First Christian Church (FCC) has been part of the life and landscape of beautiful downtown Owensboro for over 150 years. The church was birthed successfully in spite of murmurings of an American Civil War and grew up alongside our city. At FCC, they believe in “stepping into a promising future hand-in-hand with our neighbors and our community.”
In March 2013, they realized just how important the mission would be, as they looked to the community and congregants to work, even harder, hand-in-hand for the future of their church.
An early morning fire broke out on Monday, March 18, 2013 from one single, but large, lightning strike. Reverend Rebekah Krevens, who has been on staff for four years, lives less than a mile from the church, and was awoken by loud storms that rolled through the city. Not considering something might have happened, she fell back asleep. At about 5 a.m., she received a call that the church had been struck during the storms. When she arrived on scene, at first glance, it didn’t appear bad, perhaps contained, but what could not be seen was that damage was widespread internally.
People poured onto the site and watched in silence, sadness and shock. But the key was, they came together – a reminder that they are a family. Krevens said, about that fateful March day, “It was the longest day that just stretched on. There was a mixture of emotions as the building was an historic church and held many memories – a great sense of loss was felt. But there was solidarity among members – a coming together. We sensed it within the church and the community.”
Monday evening a prayer vigil was held at Century Christian – it was where the congregation committed to standing together, and where a committee, charged with looking forward, was formed the very evening of the fire.
The team, known as the Exploring Team, represented the demographic of the congregation and combined their experiences personally and professionally. At many churches, the group might be called a building committee. However, since the fire destroyed their building, they took this time to deliberately look at their mission and purpose, and to have the structure reflect the needs by exploring what was available.

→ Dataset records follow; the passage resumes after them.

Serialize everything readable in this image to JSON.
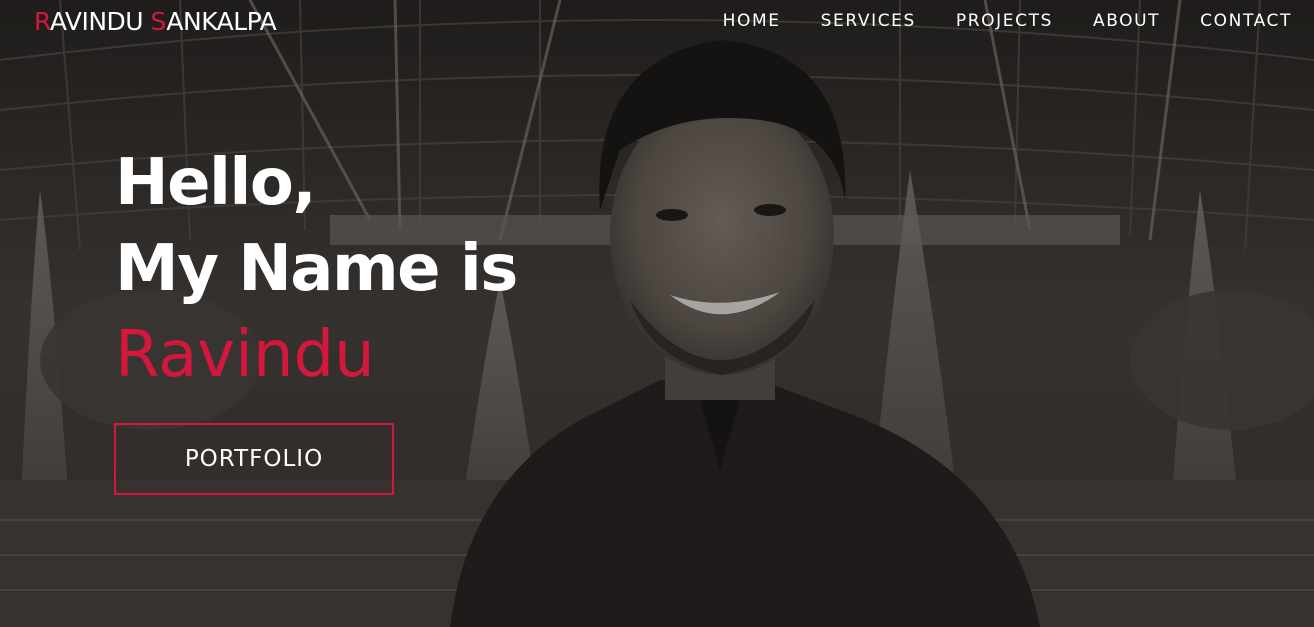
{
  "brand": {
    "first_initial": "R",
    "first_rest": "AVINDU",
    "last_initial": "S",
    "last_rest": "ANKALPA",
    "accent_color": "#d3173d"
  },
  "nav": {
    "items": [
      {
        "label": "HOME"
      },
      {
        "label": "SERVICES"
      },
      {
        "label": "PROJECTS"
      },
      {
        "label": "ABOUT"
      },
      {
        "label": "CONTACT"
      }
    ]
  },
  "hero": {
    "greeting": "Hello,",
    "intro": "My Name is",
    "name": "Ravindu",
    "cta_label": "PORTFOLIO",
    "background": "portrait-photo"
  }
}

The team looked at various options moving forward. The general sentiment was to rebuild. However, FCC is a congregational-based church, everything is voted on from that level and decisions are made after hearing from their people. Initially, many felt a sense of urgency, but they slowed down and took inventory of the various means available to them. In the end, the choice was made to rebuild on the site of the former church and construct a building that better accommodates the mission needs of the church. In January 2014, the announcement was made to the congregation, and they began making plans to get the ball rolling on the build. By August, the architects had unveiled a schematic of the building.
Krevens says of the new FCC, “We are not replicating what we had, but incorporating parts of our past to echo our history.” She admits that some felt the previous structure was hard to navigate, but that the new building will be welcoming and accessible for visitors. In addition, it gives them the opportunity to build an energy-efficient church, allowing them to be good environmental stewards. FCC was able to save stones from the original church. It will look different but is designed to lead First Christian to the calling and mission of building partnerships in the community.
According to Krevens, “Our church isn’t just a structure, but we were a building opened to the community, and in turn this community helped by immediately filling the holes and gaps left by the fire. We’ve seen love in action.” Schools, others churches, and community organizations began offering spaces to FCC, just as they had been a community meeting place. They’ve been a church open to others, and now they’ve been blessed to be the recipient of the hospitality of other churches.
Outreach looks a little different these days at FCC. The congregation continues to flourish as new members have joined during this time. And there continues to be an element that was present on the first day of the fire, the feeling they are a part of something bigger. Shares Krevens, “We feel thankful and blessed that this experience has allowed us to develop and deepen relationships with each other and our community.”
The fire took place just before Easter of 2013 and the experience gave special meaning to the Christian season, and brought it to life in a new way. The church participates in an Ecumenical service, which began on Ash Wednesday, just two days after the fire. Third Baptist stepped in and provided their facility for the service. It was certainly full circle to see ashes everywhere, but they meant life, a hope, a future – not an ending or sadness because a building was gone, but a reminder that their hope was not of this earth.
At this time, once ground is broke in the winter, they are looking at a year of construction. The goal is to have the Easter 2016 service in the building, barring unforeseen circumstances. For now, they can be found each Sunday morning at Third Baptist Church, who has been kind enough to share their space, with their morning service at 9:15 a.m. and Sunday School at 10:30 a.m. On Wednesday evenings, the FCC congregation meets at Zion United Church of Christ for youth activities.
Though a fire certainly was not in the plans of the congregation at First Christian Church, God had other things in store. In fact, because of the fire, they are now able to look at better meeting their mission of community outreach. On the morning of March 18, 2013, it was hard to see how there could be any good from that lightning strike, but many would agree the lesson isn’t found in how the building fell from the fire, it’s how First Christian Church has chosen to rise from the ashes.